------ Task input
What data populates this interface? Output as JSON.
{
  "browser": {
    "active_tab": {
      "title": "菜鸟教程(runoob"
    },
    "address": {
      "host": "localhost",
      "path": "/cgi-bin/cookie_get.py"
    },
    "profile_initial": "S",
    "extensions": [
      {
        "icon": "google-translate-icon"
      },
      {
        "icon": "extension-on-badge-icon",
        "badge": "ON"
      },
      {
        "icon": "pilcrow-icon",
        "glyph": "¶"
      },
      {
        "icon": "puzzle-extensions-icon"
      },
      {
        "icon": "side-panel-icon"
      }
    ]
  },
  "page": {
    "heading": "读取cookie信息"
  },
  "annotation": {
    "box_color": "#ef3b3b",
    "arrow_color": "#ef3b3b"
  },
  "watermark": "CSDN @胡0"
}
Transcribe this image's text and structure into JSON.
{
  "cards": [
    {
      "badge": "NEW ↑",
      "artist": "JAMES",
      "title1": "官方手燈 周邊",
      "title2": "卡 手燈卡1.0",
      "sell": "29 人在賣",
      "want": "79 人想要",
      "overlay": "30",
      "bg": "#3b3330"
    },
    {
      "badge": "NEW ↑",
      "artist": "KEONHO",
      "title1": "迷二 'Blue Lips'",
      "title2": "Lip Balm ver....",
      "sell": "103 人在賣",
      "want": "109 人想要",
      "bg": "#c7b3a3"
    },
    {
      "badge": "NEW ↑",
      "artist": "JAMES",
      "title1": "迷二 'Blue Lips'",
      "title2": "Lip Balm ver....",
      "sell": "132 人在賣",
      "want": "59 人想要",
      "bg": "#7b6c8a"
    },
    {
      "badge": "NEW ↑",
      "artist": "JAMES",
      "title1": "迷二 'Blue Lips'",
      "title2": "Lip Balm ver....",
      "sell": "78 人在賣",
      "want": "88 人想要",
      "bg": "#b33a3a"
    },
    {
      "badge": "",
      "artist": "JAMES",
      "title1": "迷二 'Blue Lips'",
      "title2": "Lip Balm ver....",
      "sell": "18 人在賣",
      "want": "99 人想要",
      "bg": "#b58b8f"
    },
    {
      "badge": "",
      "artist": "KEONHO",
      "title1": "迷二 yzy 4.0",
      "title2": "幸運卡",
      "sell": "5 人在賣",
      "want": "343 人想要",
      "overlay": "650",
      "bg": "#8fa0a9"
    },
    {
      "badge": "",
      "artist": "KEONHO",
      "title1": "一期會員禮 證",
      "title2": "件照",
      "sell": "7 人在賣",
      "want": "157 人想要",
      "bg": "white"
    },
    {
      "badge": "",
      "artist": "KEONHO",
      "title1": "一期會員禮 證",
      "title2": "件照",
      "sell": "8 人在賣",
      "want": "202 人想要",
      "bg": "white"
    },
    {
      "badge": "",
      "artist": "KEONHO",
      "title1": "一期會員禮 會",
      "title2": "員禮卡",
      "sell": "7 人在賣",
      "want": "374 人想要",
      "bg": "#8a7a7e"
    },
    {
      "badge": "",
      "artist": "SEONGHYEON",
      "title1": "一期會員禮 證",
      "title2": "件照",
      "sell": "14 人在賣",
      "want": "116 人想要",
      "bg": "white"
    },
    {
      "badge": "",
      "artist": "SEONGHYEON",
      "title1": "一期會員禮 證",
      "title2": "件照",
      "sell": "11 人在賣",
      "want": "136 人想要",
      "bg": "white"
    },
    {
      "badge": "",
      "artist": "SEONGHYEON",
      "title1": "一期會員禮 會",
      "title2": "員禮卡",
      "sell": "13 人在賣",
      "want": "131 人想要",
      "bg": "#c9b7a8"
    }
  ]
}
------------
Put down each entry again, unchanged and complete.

What data populates this interface? Output as JSON.
{
  "browser": {
    "active_tab": {
      "title": "菜鸟教程(runoob"
    },
    "address": {
      "host": "localhost",
      "path": "/cgi-bin/cookie_get.py"
    },
    "profile_initial": "S",
    "extensions": [
      {
        "icon": "google-translate-icon"
      },
      {
        "icon": "extension-on-badge-icon",
        "badge": "ON"
      },
      {
        "icon": "pilcrow-icon",
        "glyph": "¶"
      },
      {
        "icon": "puzzle-extensions-icon"
      },
      {
        "icon": "side-panel-icon"
      }
    ]
  },
  "page": {
    "heading": "读取cookie信息"
  },
  "annotation": {
    "box_color": "#ef3b3b",
    "arrow_color": "#ef3b3b"
  },
  "watermark": "CSDN @胡0"
}
Transcribe this image's text and structure into JSON.
{
  "cards": [
    {
      "badge": "NEW ↑",
      "artist": "JAMES",
      "title1": "官方手燈 周邊",
      "title2": "卡 手燈卡1.0",
      "sell": "29 人在賣",
      "want": "79 人想要",
      "overlay": "30",
      "bg": "#3b3330"
    },
    {
      "badge": "NEW ↑",
      "artist": "KEONHO",
      "title1": "迷二 'Blue Lips'",
      "title2": "Lip Balm ver....",
      "sell": "103 人在賣",
      "want": "109 人想要",
      "bg": "#c7b3a3"
    },
    {
      "badge": "NEW ↑",
      "artist": "JAMES",
      "title1": "迷二 'Blue Lips'",
      "title2": "Lip Balm ver....",
      "sell": "132 人在賣",
      "want": "59 人想要",
      "bg": "#7b6c8a"
    },
    {
      "badge": "NEW ↑",
      "artist": "JAMES",
      "title1": "迷二 'Blue Lips'",
      "title2": "Lip Balm ver....",
      "sell": "78 人在賣",
      "want": "88 人想要",
      "bg": "#b33a3a"
    },
    {
      "badge": "",
      "artist": "JAMES",
      "title1": "迷二 'Blue Lips'",
      "title2": "Lip Balm ver....",
      "sell": "18 人在賣",
      "want": "99 人想要",
      "bg": "#b58b8f"
    },
    {
      "badge": "",
      "artist": "KEONHO",
      "title1": "迷二 yzy 4.0",
      "title2": "幸運卡",
      "sell": "5 人在賣",
      "want": "343 人想要",
      "overlay": "650",
      "bg": "#8fa0a9"
    },
    {
      "badge": "",
      "artist": "KEONHO",
      "title1": "一期會員禮 證",
      "title2": "件照",
      "sell": "7 人在賣",
      "want": "157 人想要",
      "bg": "white"
    },
    {
      "badge": "",
      "artist": "KEONHO",
      "title1": "一期會員禮 證",
      "title2": "件照",
      "sell": "8 人在賣",
      "want": "202 人想要",
      "bg": "white"
    },
    {
      "badge": "",
      "artist": "KEONHO",
      "title1": "一期會員禮 會",
      "title2": "員禮卡",
      "sell": "7 人在賣",
      "want": "374 人想要",
      "bg": "#8a7a7e"
    },
    {
      "badge": "",
      "artist": "SEONGHYEON",
      "title1": "一期會員禮 證",
      "title2": "件照",
      "sell": "14 人在賣",
      "want": "116 人想要",
      "bg": "white"
    },
    {
      "badge": "",
      "artist": "SEONGHYEON",
      "title1": "一期會員禮 證",
      "title2": "件照",
      "sell": "11 人在賣",
      "want": "136 人想要",
      "bg": "white"
    },
    {
      "badge": "",
      "artist": "SEONGHYEON",
      "title1": "一期會員禮 會",
      "title2": "員禮卡",
      "sell": "13 人在賣",
      "want": "131 人想要",
      "bg": "#c9b7a8"
    }
  ]
}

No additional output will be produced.